"It's very easy sitting back and saying 'it's just Bangladesh' but in these conditions, on spinning wickets, their bowlers are good," Cook said. "I know (Mehedi) isn't experienced, but he's a very good bowler and he's experienced in these conditions.

"Conditions have been very tough, but I have no complaints about it: that's what test cricket is about. Bangladesh thoroughly deserved their win. They've obviously taken big strides. They'll find it hard on bouncy wickets, but in these conditions they've a good side."

New Zealand know all about trying to cope with challenging spin.

Bangladesh won't find the help they did at home when they get to New Zealand.

But Mehedi is the latest find to sit along impressive bowlers such as Shakib al Hasan and Taijul Islam, and batsmen including Tamim Iqbal (average 40 in 44 tests, with eight hundreds) and Mominul Haque (average 51.66 in 19 tests, with two of four tons against New Zealand in 2013) while allrounder Haasan has 159 wickets and a batting average of 39.05 in 44 tests).

England are off to India shortly for a five-test series. Cook admitted his team are "inexperienced" in the conditions and don't have world class spinners. That sounds like getting an excuse or two in early.

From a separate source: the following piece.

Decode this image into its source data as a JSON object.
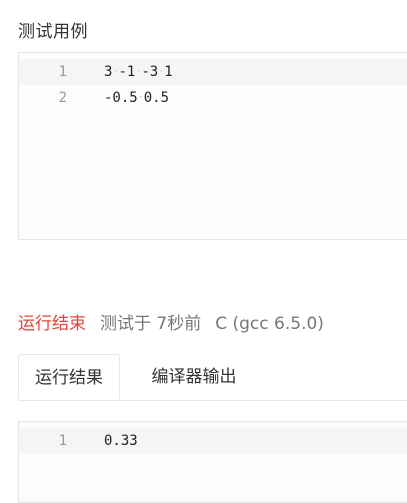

Bangladesh start with the first of three ODIs in Christchurch on Boxing Day with three T20s to follow and the tests are in Wellington and Christchurch in mid-January.